## Your instructions
Every line containing the string "INSIGHTS" is to be copied from the records.
++++++
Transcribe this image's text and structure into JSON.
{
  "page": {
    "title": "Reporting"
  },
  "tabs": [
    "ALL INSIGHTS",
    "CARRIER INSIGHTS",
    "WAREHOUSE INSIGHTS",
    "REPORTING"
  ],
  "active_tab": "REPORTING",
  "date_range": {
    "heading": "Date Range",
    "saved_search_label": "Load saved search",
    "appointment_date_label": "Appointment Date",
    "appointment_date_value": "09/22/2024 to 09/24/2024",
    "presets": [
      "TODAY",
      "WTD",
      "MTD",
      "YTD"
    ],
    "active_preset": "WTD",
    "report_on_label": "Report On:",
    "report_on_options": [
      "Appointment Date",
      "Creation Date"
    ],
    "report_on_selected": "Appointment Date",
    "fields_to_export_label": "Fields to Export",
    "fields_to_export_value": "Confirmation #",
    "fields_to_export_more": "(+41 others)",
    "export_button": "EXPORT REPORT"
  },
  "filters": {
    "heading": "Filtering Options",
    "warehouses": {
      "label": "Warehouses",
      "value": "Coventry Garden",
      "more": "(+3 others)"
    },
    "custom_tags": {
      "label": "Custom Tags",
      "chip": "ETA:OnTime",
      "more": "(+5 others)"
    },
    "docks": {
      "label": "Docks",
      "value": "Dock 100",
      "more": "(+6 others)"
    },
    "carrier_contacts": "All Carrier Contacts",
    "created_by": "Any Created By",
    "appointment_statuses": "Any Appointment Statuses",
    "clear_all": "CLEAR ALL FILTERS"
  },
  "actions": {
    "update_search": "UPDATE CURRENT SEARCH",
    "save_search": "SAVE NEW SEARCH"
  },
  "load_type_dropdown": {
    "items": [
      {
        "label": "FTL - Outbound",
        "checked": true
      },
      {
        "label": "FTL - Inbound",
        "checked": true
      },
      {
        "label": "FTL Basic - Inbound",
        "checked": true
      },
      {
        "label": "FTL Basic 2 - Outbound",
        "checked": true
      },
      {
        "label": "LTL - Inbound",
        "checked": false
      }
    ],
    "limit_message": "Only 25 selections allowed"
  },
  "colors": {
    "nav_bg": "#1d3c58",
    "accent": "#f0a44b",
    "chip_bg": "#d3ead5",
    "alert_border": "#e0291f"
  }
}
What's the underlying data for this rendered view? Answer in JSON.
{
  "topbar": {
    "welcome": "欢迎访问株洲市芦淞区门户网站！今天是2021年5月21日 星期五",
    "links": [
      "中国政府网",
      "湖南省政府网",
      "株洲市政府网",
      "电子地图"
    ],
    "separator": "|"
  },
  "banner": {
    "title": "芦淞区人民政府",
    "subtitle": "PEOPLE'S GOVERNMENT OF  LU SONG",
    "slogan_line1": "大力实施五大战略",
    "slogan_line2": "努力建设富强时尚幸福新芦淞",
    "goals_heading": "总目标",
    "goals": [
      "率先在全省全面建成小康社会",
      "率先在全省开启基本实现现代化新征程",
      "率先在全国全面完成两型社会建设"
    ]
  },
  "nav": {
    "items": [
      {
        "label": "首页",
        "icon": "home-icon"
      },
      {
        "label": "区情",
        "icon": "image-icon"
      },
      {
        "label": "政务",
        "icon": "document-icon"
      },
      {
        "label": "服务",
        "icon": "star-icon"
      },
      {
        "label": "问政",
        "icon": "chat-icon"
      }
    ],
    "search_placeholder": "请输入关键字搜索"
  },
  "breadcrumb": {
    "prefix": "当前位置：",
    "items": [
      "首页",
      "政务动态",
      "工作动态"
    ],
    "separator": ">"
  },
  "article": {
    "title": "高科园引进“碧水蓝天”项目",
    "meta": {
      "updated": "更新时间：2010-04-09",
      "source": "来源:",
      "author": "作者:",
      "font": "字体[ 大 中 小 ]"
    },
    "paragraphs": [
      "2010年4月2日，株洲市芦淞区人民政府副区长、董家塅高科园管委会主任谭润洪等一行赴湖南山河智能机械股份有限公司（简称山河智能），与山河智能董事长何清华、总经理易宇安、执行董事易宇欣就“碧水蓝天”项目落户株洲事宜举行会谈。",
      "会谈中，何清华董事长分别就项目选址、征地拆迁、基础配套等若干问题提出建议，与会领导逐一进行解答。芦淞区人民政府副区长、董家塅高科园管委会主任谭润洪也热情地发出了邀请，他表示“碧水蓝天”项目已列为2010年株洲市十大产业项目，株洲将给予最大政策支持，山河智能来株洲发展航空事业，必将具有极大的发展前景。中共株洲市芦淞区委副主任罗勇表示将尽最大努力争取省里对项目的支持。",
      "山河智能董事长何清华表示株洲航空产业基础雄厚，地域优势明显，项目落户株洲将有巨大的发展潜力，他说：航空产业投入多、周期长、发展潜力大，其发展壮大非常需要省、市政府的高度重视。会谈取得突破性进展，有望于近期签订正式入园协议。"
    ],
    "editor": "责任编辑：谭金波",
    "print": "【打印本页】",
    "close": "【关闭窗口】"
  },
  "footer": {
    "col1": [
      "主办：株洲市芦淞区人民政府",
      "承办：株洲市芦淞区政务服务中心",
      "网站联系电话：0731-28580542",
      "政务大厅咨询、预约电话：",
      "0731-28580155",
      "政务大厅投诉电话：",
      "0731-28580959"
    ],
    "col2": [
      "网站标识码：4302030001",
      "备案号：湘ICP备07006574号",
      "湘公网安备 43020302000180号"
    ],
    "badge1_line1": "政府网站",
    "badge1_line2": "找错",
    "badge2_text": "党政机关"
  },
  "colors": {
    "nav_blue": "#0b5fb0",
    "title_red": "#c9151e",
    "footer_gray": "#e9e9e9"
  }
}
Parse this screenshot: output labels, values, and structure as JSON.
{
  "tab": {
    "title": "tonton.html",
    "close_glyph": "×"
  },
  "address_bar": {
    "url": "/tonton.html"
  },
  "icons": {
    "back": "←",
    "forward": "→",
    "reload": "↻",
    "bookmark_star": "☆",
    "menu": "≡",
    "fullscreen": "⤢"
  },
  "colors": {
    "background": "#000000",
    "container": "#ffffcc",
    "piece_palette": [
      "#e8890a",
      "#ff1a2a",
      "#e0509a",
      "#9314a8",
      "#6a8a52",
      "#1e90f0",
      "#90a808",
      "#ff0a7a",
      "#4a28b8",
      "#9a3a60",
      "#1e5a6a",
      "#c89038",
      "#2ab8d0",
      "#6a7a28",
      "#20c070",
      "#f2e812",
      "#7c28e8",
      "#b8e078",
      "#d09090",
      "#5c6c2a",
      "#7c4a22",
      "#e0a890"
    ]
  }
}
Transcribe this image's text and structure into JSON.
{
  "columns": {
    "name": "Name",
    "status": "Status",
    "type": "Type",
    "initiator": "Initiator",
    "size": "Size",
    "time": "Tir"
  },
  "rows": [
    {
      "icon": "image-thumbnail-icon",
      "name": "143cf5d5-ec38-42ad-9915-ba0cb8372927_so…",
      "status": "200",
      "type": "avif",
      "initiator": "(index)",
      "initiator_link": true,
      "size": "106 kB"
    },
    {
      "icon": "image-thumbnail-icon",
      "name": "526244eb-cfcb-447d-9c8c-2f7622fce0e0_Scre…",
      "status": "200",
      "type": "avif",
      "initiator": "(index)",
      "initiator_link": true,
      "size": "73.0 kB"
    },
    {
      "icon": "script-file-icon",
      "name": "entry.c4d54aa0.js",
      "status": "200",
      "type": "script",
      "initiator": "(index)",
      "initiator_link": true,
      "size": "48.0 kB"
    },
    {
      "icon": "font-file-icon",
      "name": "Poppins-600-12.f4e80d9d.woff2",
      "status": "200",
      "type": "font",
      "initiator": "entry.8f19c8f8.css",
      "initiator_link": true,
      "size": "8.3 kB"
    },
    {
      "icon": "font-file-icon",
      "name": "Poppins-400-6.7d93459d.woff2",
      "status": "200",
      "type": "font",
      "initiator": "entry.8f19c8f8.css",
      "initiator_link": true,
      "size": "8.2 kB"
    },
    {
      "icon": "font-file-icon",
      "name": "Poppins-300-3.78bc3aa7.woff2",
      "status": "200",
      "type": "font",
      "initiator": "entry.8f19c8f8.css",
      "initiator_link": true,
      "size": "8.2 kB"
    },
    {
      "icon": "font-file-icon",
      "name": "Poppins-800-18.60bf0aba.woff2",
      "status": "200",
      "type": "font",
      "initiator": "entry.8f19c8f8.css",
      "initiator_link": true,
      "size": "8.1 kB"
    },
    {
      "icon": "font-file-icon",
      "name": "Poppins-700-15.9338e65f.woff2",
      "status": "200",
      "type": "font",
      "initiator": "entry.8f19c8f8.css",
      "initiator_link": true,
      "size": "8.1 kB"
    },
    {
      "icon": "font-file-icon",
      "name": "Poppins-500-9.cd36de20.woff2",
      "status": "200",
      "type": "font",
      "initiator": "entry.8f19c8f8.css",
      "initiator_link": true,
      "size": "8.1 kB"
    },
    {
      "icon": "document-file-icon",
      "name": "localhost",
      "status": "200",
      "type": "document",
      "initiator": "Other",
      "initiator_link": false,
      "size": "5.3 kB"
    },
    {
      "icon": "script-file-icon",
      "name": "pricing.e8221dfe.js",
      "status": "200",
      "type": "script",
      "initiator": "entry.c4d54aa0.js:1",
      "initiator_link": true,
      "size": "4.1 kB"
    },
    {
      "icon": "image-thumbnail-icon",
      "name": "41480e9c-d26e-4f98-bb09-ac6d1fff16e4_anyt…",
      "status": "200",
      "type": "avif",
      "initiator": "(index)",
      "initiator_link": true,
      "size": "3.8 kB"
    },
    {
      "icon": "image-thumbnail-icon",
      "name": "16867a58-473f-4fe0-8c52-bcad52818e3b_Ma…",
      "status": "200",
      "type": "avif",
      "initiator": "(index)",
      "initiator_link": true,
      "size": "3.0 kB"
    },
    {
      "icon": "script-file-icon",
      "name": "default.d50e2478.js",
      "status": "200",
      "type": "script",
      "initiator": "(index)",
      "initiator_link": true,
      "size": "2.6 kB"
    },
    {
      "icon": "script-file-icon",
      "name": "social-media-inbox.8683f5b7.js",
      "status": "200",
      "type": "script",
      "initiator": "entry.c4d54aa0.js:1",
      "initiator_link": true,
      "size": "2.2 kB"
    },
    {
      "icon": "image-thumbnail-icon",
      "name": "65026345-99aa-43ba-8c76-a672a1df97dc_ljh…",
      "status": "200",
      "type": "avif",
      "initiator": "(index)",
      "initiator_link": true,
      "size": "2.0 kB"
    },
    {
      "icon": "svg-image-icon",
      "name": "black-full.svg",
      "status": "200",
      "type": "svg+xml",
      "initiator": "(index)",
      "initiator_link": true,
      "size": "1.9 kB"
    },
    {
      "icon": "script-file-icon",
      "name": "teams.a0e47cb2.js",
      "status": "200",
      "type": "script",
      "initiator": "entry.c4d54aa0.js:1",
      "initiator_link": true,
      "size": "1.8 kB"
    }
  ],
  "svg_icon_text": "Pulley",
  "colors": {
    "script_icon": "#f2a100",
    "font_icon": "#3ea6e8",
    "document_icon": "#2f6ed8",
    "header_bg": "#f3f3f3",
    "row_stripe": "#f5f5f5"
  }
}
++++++
## Exercise solution
    "ALL INSIGHTS",
    "CARRIER INSIGHTS",
    "WAREHOUSE INSIGHTS",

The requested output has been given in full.